“There need to be a concept to take some of the World Cup proceeds and put them in a special fund to pay (island) players for playing for their country,” said Nichol.

When England face Fiji in the World Cup opener, Wasps backrower Nathan Hughes (main pix) will be cheering for his native Fiji while counting down to 2016 when he becomes eligible to play for England.

He is symbolic of crowd-pleasing players from Fiji, Samoa and Tonga whose skills attract lucrative contracts from around the world which the cash-strapped island nations cannot hope to match.

Hughes, also eligible to play for his mother’s homeland Samoa, may be passionate about Pacific rugby but the powerful 23-year-old turned down the opportunity to play for Fiji at the World Cup.

Instead, when he completes his three-year residency next year, he could earn well in excess of £100,000 ($154,000) a year playing for England, in addition to his lucrative club contract, while the islands offer little more than expenses.

As ever the Pacific Islands’ treasure-trove of talent is plundered by wealthy clubs and they get little in return.

They are not wanted in the Super Rugby and Rugby Championship competitions, largely overlooked in the June Test window and European clubs are reluctant to release players for the November Test series.

Yet despite a limited diet of Tier 1 Tests, Fiji, Tonga and Samoa all rank in the top 12, and International Rugby Players Association executive director, Rob Nichol, says it is time they received a better deal.

The 2015 World Cup is projected to make £150 million and Nichol, a strong critic of the way funds filter down to players, wants some of that set aside so players are not out of pocket when they take a hit on their club contract to play for their country.

“There needs to be a concept to take some of the World Cup proceeds and put them in a special fund to pay (island) players for playing for their country,” he said.

“So the players can rely on getting it. They will know it’s going to get paid and they can factor that into their contracts.”

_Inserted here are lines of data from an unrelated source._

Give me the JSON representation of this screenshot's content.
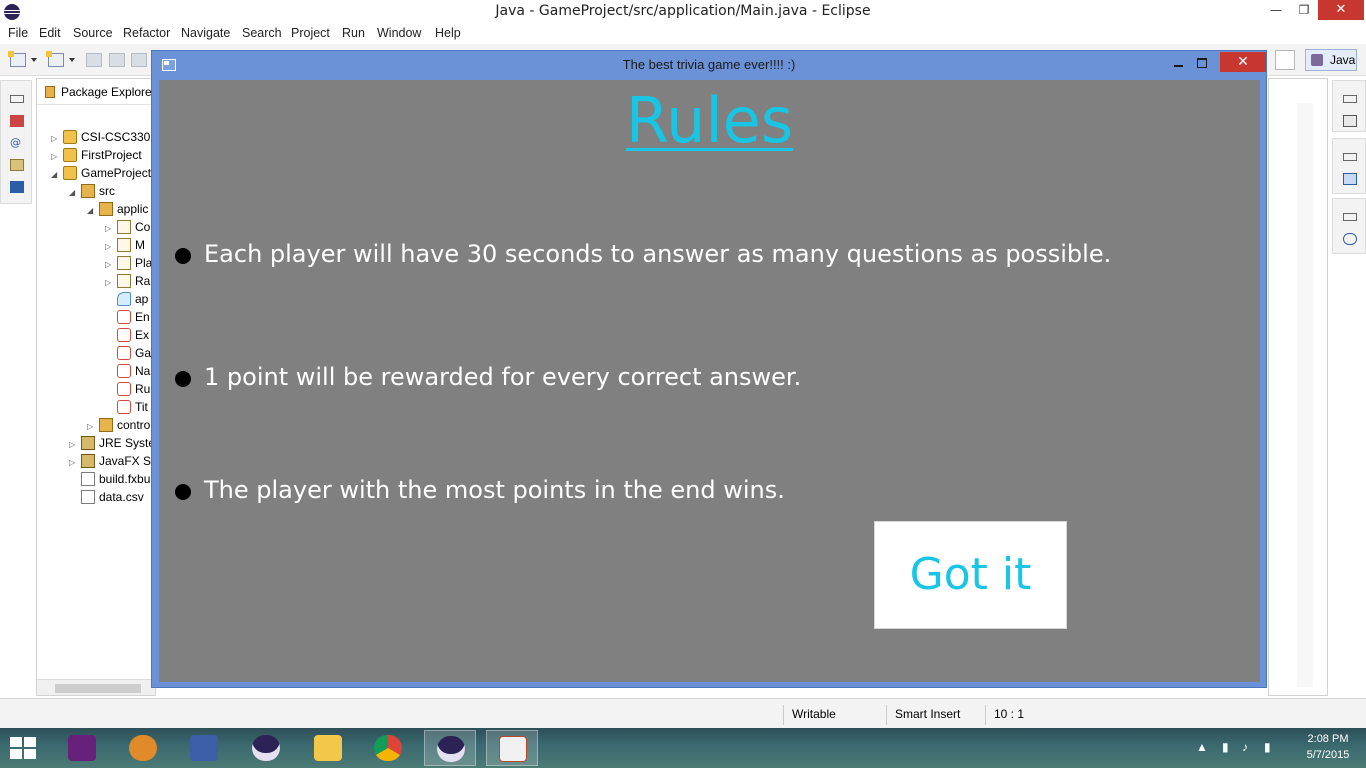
{
  "eclipse": {
    "title": "Java - GameProject/src/application/Main.java - Eclipse",
    "menu": [
      "File",
      "Edit",
      "Source",
      "Refactor",
      "Navigate",
      "Search",
      "Project",
      "Run",
      "Window",
      "Help"
    ],
    "perspective": "Java",
    "package_explorer": {
      "tab_label": "Package Explorer",
      "tree": [
        {
          "label": "CSI-CSC330",
          "icon": "project-icon"
        },
        {
          "label": "FirstProject",
          "icon": "project-icon"
        },
        {
          "label": "GameProject",
          "icon": "project-icon"
        },
        {
          "label": "src",
          "icon": "package-folder-icon"
        },
        {
          "label": "applic",
          "icon": "package-icon"
        },
        {
          "label": "Co",
          "icon": "java-file-icon"
        },
        {
          "label": "M",
          "icon": "java-file-icon"
        },
        {
          "label": "Pla",
          "icon": "java-file-icon"
        },
        {
          "label": "Ra",
          "icon": "java-file-icon"
        },
        {
          "label": "ap",
          "icon": "css-file-icon"
        },
        {
          "label": "En",
          "icon": "fxml-file-icon"
        },
        {
          "label": "Ex",
          "icon": "fxml-file-icon"
        },
        {
          "label": "Ga",
          "icon": "fxml-file-icon"
        },
        {
          "label": "Na",
          "icon": "fxml-file-icon"
        },
        {
          "label": "Ru",
          "icon": "fxml-file-icon"
        },
        {
          "label": "Tit",
          "icon": "fxml-file-icon"
        },
        {
          "label": "contro",
          "icon": "package-icon"
        },
        {
          "label": "JRE Syster",
          "icon": "library-icon"
        },
        {
          "label": "JavaFX SD",
          "icon": "library-icon"
        },
        {
          "label": "build.fxbu",
          "icon": "build-file-icon"
        },
        {
          "label": "data.csv",
          "icon": "file-icon"
        }
      ]
    },
    "status": {
      "writable": "Writable",
      "insert_mode": "Smart Insert",
      "cursor_position": "10 : 1"
    }
  },
  "game_window": {
    "title": "The best trivia game ever!!!!  :)",
    "heading": "Rules",
    "rules": [
      "Each player will have 30 seconds to answer as many questions as possible.",
      "1 point will be rewarded for every correct answer.",
      "The player with the most points in the end wins."
    ],
    "confirm_button": "Got it",
    "colors": {
      "accent": "#18c5e4",
      "background": "#808080",
      "frame": "#6b92d6"
    }
  },
  "taskbar": {
    "apps": [
      "visual-studio-icon",
      "eclipse-neon-icon",
      "intellij-icon",
      "eclipse-icon",
      "file-explorer-icon",
      "chrome-icon",
      "eclipse-icon",
      "java-icon"
    ],
    "time": "2:08 PM",
    "date": "5/7/2015"
  }
}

When the players earn big money overseas they come under pressure from their paymasters to put club ahead of country or to switch national allegiance.

In 2013 there were 272 players eligible for Fiji, Tonga and Samoa who were playing off shore but only 198 were actually available as 74 had aligned themselves elsewhere.

Former Samoa and London Irish lock Dan Leo estimates overseas-based islanders lose 40 per cent of their salaries if they insist on being available for their countries.

World Rugby is tackling part of the problem by reviewing the three-year residency rule.

Nichol opposes any extension because of a possible social cost to the islands where families rely on repatriated funds.

“As a result of extending (residency) to five years it may become less attractive, and down the track you will have fewer (island) players playing rugby,” he argues.

However, Fiji coach John McKee, keen to protect his emerging talent from off-shore raiders targeting rising 18-year-olds, wants the residency rule extended.

“There’s a massive threat to the Pacific Islands with players moving offshore,” he said, with Hughes one player he would have welcomed having available, although he is aware of the financial pressures involved.

“Our (overseas-based) players mostly don’t get paid by their clubs when they are away on national duties and for those players there is a financial sacrifice to come and play for their national team.”

Former All Blacks great of Samoan heritage, Bryan Williams, said island rugby could have received a substantial cash injection if a team or teams were included in Super rugby.

“If they’re not in a mainstream competition, not part of Super Rugby, that’s a disadvantage. They don’t get access to the same sort of money from TV income as the others,” Williams.

“They get to play in Europe and earn good money and become good professional players. But then there are problems with (World Cup) preparation because they come together from different styles of play, different coaching methods.”

In the four years since the last World Cup, Samoa have played 24 Tests of which 10 were against a Six Nations or Rugby Championship side. Fiji’s record is 27-6 and Tonga 22-5.

By comparison, New Zealand played 47 Tests, all but three against sides in the two main competitions, while for England it was 41-2 and France 39-3. – Agence France-Presse

- Advertisement -